TASK » Each time a line of the listing holds "source", copy that line.

***

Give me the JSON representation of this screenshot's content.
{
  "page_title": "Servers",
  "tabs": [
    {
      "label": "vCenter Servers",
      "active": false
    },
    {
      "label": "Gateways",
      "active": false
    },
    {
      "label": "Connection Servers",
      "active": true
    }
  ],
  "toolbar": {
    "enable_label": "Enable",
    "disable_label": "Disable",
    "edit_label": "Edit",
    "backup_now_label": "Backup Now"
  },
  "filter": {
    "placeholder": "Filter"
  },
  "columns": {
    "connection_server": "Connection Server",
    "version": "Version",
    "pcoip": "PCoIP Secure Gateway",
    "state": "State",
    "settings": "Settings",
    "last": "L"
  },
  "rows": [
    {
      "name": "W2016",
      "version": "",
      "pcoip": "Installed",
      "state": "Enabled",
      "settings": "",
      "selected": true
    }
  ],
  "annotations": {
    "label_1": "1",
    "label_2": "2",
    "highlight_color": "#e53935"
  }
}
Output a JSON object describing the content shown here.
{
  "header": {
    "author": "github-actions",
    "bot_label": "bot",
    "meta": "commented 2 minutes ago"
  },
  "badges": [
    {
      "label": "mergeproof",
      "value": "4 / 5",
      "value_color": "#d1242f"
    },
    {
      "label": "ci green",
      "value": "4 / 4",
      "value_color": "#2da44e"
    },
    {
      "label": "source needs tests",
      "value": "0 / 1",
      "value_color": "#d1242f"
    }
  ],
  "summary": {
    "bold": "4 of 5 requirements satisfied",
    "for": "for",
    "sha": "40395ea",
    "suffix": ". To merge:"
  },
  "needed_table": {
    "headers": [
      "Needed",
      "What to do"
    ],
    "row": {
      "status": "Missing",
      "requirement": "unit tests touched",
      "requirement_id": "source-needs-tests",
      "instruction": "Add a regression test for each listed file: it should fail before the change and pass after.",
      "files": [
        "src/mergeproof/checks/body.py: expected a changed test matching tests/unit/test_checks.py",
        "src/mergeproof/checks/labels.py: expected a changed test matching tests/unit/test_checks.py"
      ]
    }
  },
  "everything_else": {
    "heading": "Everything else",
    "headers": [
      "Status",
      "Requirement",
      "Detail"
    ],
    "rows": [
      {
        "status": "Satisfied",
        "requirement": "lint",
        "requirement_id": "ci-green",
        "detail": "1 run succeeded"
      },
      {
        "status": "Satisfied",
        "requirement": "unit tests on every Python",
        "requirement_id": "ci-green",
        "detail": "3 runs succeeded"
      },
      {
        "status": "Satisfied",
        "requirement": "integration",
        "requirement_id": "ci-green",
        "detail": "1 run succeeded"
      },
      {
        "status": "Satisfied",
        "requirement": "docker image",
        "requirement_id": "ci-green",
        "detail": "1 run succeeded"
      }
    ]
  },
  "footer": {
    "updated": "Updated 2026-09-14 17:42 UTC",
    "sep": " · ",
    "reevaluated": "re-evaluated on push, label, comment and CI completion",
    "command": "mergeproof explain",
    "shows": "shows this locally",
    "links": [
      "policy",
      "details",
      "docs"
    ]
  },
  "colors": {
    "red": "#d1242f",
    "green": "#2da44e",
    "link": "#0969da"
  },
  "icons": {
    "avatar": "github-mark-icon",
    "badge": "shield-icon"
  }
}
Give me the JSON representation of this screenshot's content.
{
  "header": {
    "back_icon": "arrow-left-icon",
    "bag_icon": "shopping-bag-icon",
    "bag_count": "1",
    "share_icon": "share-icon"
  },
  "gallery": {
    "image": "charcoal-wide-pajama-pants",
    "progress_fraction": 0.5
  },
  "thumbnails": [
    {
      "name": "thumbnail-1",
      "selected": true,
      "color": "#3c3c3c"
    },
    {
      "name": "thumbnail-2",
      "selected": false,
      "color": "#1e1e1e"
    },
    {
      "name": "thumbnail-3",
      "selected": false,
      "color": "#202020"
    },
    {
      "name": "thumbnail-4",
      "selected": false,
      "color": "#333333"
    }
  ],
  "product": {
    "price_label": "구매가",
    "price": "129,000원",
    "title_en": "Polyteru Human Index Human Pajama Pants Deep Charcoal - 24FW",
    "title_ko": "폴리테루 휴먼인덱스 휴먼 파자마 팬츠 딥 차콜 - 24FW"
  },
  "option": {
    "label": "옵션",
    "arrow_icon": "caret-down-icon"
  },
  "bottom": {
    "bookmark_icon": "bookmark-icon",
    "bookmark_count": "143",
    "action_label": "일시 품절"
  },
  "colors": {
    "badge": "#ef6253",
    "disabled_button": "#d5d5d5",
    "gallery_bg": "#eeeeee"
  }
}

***

ANSWER AREA »
      "label": "source needs tests",
      "requirement_id": "source-needs-tests",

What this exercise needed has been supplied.